But I’ve found significant improvement over the past six months thanks to excellent remote care I was able to receive from functional medicine doctors. It’s almost as if with the operational and physical logistics of care removed the actual outcome of my care improved. I was able to get to the heart of a diagnosis and hone in on effective treatment protocols more quickly. Thanks to this improvement I’ve come to find my optimism again.

Not that I think the world is getting better. If anything I’m far more worried about the many axis of American failure. Our politics has become authoritarian. Our economy increasingly serves only the entrenched and already wealthy. Our interest in mitigating climate change remains low. It’s so bad the best we can do is chuckle at why millennials don’t have kids. It’s because they are selfish right? Nothing to do with how hard it is to trust that the system will ever work for you so why bother investing in the future?

But I am intrigued by the opportunities afforded by the chaos. There is money to be made adjusting us to new realities. Maybe by dint of accidental or unexpected changes we find innovations that change our world. Maybe those will be for the better. And maybe I can help nudge along the better outcomes. And for the first time in a while o believe my body will be up for the challenge. It’s nice to be optimistic.

Finance Politics

Day 141 and Double Indignity

I’ve always been interested macroeconomics. Even as a child I got very excited about trading and markets eating up movies & books with political themes. Precocious snot that I was I quoted the Economist in my high school year book. So was primed to be interested in Bitcoin from the start. I even had a physical copy of the ur-conspiracy theory of monetary policy “Creature from Jekyll Island” in college. Yes it’s embarrassing. Point being if you are a fiat freak you probably have some opinions about the Fed, a few of which sound utterly wild.

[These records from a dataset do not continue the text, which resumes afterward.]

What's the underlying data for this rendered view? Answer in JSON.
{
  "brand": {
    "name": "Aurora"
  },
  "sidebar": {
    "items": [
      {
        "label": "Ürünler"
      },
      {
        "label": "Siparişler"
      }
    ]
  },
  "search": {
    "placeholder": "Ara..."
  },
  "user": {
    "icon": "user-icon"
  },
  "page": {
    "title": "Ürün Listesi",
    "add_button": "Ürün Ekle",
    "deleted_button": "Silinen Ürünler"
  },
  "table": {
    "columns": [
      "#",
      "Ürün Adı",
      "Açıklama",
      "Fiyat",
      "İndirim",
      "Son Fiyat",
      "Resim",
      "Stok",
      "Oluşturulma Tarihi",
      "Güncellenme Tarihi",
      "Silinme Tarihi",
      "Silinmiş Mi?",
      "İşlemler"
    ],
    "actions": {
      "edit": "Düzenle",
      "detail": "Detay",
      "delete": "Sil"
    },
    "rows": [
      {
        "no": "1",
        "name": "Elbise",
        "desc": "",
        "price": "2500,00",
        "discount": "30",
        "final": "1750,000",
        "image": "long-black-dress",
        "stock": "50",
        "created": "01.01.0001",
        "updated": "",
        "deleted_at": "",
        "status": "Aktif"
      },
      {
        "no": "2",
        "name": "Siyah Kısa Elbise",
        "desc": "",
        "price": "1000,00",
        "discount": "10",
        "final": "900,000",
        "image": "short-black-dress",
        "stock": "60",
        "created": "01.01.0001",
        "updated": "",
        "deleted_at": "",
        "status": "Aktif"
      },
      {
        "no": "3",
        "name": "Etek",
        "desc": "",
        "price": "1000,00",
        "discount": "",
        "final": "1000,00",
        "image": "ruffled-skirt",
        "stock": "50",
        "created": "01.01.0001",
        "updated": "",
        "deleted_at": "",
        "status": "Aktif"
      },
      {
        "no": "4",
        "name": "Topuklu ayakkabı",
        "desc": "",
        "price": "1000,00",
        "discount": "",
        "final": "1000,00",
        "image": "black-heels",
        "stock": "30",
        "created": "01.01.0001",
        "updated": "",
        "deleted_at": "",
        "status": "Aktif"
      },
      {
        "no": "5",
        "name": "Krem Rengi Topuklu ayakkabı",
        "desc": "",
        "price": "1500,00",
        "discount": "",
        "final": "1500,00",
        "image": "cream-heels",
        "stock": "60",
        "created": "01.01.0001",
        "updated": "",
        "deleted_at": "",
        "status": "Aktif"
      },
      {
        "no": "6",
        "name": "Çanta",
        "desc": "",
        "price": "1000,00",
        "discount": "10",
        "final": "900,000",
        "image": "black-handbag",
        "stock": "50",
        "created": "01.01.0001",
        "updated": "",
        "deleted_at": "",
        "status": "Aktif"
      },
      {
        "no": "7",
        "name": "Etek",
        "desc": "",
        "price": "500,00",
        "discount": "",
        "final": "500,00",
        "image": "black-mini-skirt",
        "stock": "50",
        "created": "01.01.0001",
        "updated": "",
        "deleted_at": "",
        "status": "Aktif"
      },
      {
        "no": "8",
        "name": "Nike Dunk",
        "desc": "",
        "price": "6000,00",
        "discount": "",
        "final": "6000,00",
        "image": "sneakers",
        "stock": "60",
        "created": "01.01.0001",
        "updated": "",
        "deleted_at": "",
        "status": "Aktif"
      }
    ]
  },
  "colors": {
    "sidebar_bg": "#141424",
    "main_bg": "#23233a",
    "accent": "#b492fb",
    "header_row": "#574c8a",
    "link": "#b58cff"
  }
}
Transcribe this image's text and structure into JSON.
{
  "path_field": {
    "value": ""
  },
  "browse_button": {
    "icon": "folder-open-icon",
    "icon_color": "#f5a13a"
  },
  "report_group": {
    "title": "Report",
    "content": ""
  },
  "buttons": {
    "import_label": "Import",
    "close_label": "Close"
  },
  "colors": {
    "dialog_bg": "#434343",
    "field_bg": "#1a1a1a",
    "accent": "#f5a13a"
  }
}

I’d been exposed to questions about money and what drives people to build and create. I was skeptical that we could continue printing currency because I was introduced to economics through the basics. I also had an intuition that this system was making bigger winners of the already advantaged and short term interests, while taking away from long term interests who need their time & money maintain its value on the horizon. Basically I think inflammation sucks for the young. And if you are young and poor it’s a double indignity.

This is why I find Bitcoin so appealing philosophically. The idea that those already in power can inflate their interests over those who come after them offends me. Dynastic societies become ossified. I found Steven Ross’s Stone Ridge investor letter to be a particularly compelling argument for why Bitcoin is a moral good for equity.

Money is, and has always been, technology. Specifically, money is technology for making our wealth today available for consumption tomorrow. Modern Americans with a ‘What’s water?’ mindset about money – virtually all of us – assume there is a sharp line of distinction between what is money and what is not. That’s false. Instead, throughout history, various monies (note: plural) have always existed1 – simultaneously – along a continuum of soundness, subject to competitive monetary network effects. Sound money – along with language – were the first, and have forever been the most important, human networks responsible for human flourishing. Imagine life without them.

I think Americans especially the monied elite interests are simply becoming too entrenched to the detriment of freedom here but most critically around the works. We have no incentive to let the rest of the world compete so we are rigging the game in our favor. I don’t like it morally even if it benefits me personally (though arguably not as much as it does Boomers and the old). I’d rather Earth compete as one as this drives our progress. Anything less is serving a double indignity to the least privileged among us.